#### [EXERCISE BRIEF]
Print the records below exactly, leaving out nothing.

Entries taken from a collection
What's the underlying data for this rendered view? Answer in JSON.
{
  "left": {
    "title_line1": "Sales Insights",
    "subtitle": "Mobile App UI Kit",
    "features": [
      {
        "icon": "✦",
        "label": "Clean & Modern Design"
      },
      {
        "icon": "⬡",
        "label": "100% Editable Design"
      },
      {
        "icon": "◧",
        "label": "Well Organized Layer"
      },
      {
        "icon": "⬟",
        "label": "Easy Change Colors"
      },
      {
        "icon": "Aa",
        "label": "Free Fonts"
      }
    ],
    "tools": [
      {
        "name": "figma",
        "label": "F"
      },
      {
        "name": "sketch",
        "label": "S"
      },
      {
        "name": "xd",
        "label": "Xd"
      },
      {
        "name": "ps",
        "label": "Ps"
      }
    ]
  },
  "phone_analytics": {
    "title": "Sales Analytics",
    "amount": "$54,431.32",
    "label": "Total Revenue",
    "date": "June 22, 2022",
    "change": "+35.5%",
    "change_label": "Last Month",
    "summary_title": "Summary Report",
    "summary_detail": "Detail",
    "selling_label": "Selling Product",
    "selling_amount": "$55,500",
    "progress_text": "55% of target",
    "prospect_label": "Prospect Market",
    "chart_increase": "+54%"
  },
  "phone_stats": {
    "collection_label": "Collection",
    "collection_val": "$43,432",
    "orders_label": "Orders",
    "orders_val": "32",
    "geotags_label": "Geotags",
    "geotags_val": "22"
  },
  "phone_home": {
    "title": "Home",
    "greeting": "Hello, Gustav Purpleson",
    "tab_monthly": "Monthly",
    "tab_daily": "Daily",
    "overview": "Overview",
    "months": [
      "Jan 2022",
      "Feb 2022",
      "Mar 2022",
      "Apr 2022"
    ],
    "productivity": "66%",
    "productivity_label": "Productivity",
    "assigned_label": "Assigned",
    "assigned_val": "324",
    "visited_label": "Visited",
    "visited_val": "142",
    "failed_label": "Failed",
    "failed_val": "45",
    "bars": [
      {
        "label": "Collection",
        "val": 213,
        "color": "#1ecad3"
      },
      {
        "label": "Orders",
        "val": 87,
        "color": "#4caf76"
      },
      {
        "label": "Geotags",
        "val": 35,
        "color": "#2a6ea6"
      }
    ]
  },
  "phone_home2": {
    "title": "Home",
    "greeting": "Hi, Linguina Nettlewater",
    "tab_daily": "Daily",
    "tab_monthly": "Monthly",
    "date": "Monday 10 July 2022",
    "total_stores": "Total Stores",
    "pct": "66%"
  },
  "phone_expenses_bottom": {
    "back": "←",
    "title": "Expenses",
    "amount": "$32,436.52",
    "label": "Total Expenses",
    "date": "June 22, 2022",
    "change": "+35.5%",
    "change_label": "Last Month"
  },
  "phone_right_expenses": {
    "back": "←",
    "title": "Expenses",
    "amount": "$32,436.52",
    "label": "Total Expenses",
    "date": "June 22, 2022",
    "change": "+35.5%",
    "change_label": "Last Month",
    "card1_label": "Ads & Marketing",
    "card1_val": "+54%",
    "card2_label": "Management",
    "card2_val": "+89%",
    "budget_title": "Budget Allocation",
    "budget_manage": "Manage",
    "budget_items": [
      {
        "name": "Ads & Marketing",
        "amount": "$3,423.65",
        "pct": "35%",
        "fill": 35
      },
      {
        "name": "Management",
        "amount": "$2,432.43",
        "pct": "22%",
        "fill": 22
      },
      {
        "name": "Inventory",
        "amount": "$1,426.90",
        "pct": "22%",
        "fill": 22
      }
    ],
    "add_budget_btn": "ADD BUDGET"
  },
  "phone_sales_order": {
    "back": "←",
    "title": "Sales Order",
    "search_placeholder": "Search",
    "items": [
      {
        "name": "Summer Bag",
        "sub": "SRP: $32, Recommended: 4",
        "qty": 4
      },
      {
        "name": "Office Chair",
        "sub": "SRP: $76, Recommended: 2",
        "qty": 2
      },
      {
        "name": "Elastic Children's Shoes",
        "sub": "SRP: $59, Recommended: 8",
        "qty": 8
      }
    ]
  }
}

#### [SOLUTION FOR THIS EXERCISE]
What's the underlying data for this rendered view? Answer in JSON.
{
  "left": {
    "title_line1": "Sales Insights",
    "subtitle": "Mobile App UI Kit",
    "features": [
      {
        "icon": "✦",
        "label": "Clean & Modern Design"
      },
      {
        "icon": "⬡",
        "label": "100% Editable Design"
      },
      {
        "icon": "◧",
        "label": "Well Organized Layer"
      },
      {
        "icon": "⬟",
        "label": "Easy Change Colors"
      },
      {
        "icon": "Aa",
        "label": "Free Fonts"
      }
    ],
    "tools": [
      {
        "name": "figma",
        "label": "F"
      },
      {
        "name": "sketch",
        "label": "S"
      },
      {
        "name": "xd",
        "label": "Xd"
      },
      {
        "name": "ps",
        "label": "Ps"
      }
    ]
  },
  "phone_analytics": {
    "title": "Sales Analytics",
    "amount": "$54,431.32",
    "label": "Total Revenue",
    "date": "June 22, 2022",
    "change": "+35.5%",
    "change_label": "Last Month",
    "summary_title": "Summary Report",
    "summary_detail": "Detail",
    "selling_label": "Selling Product",
    "selling_amount": "$55,500",
    "progress_text": "55% of target",
    "prospect_label": "Prospect Market",
    "chart_increase": "+54%"
  },
  "phone_stats": {
    "collection_label": "Collection",
    "collection_val": "$43,432",
    "orders_label": "Orders",
    "orders_val": "32",
    "geotags_label": "Geotags",
    "geotags_val": "22"
  },
  "phone_home": {
    "title": "Home",
    "greeting": "Hello, Gustav Purpleson",
    "tab_monthly": "Monthly",
    "tab_daily": "Daily",
    "overview": "Overview",
    "months": [
      "Jan 2022",
      "Feb 2022",
      "Mar 2022",
      "Apr 2022"
    ],
    "productivity": "66%",
    "productivity_label": "Productivity",
    "assigned_label": "Assigned",
    "assigned_val": "324",
    "visited_label": "Visited",
    "visited_val": "142",
    "failed_label": "Failed",
    "failed_val": "45",
    "bars": [
      {
        "label": "Collection",
        "val": 213,
        "color": "#1ecad3"
      },
      {
        "label": "Orders",
        "val": 87,
        "color": "#4caf76"
      },
      {
        "label": "Geotags",
        "val": 35,
        "color": "#2a6ea6"
      }
    ]
  },
  "phone_home2": {
    "title": "Home",
    "greeting": "Hi, Linguina Nettlewater",
    "tab_daily": "Daily",
    "tab_monthly": "Monthly",
    "date": "Monday 10 July 2022",
    "total_stores": "Total Stores",
    "pct": "66%"
  },
  "phone_expenses_bottom": {
    "back": "←",
    "title": "Expenses",
    "amount": "$32,436.52",
    "label": "Total Expenses",
    "date": "June 22, 2022",
    "change": "+35.5%",
    "change_label": "Last Month"
  },
  "phone_right_expenses": {
    "back": "←",
    "title": "Expenses",
    "amount": "$32,436.52",
    "label": "Total Expenses",
    "date": "June 22, 2022",
    "change": "+35.5%",
    "change_label": "Last Month",
    "card1_label": "Ads & Marketing",
    "card1_val": "+54%",
    "card2_label": "Management",
    "card2_val": "+89%",
    "budget_title": "Budget Allocation",
    "budget_manage": "Manage",
    "budget_items": [
      {
        "name": "Ads & Marketing",
        "amount": "$3,423.65",
        "pct": "35%",
        "fill": 35
      },
      {
        "name": "Management",
        "amount": "$2,432.43",
        "pct": "22%",
        "fill": 22
      },
      {
        "name": "Inventory",
        "amount": "$1,426.90",
        "pct": "22%",
        "fill": 22
      }
    ],
    "add_budget_btn": "ADD BUDGET"
  },
  "phone_sales_order": {
    "back": "←",
    "title": "Sales Order",
    "search_placeholder": "Search",
    "items": [
      {
        "name": "Summer Bag",
        "sub": "SRP: $32, Recommended: 4",
        "qty": 4
      },
      {
        "name": "Office Chair",
        "sub": "SRP: $76, Recommended: 2",
        "qty": 2
      },
      {
        "name": "Elastic Children's Shoes",
        "sub": "SRP: $59, Recommended: 8",
        "qty": 8
      }
    ]
  }
}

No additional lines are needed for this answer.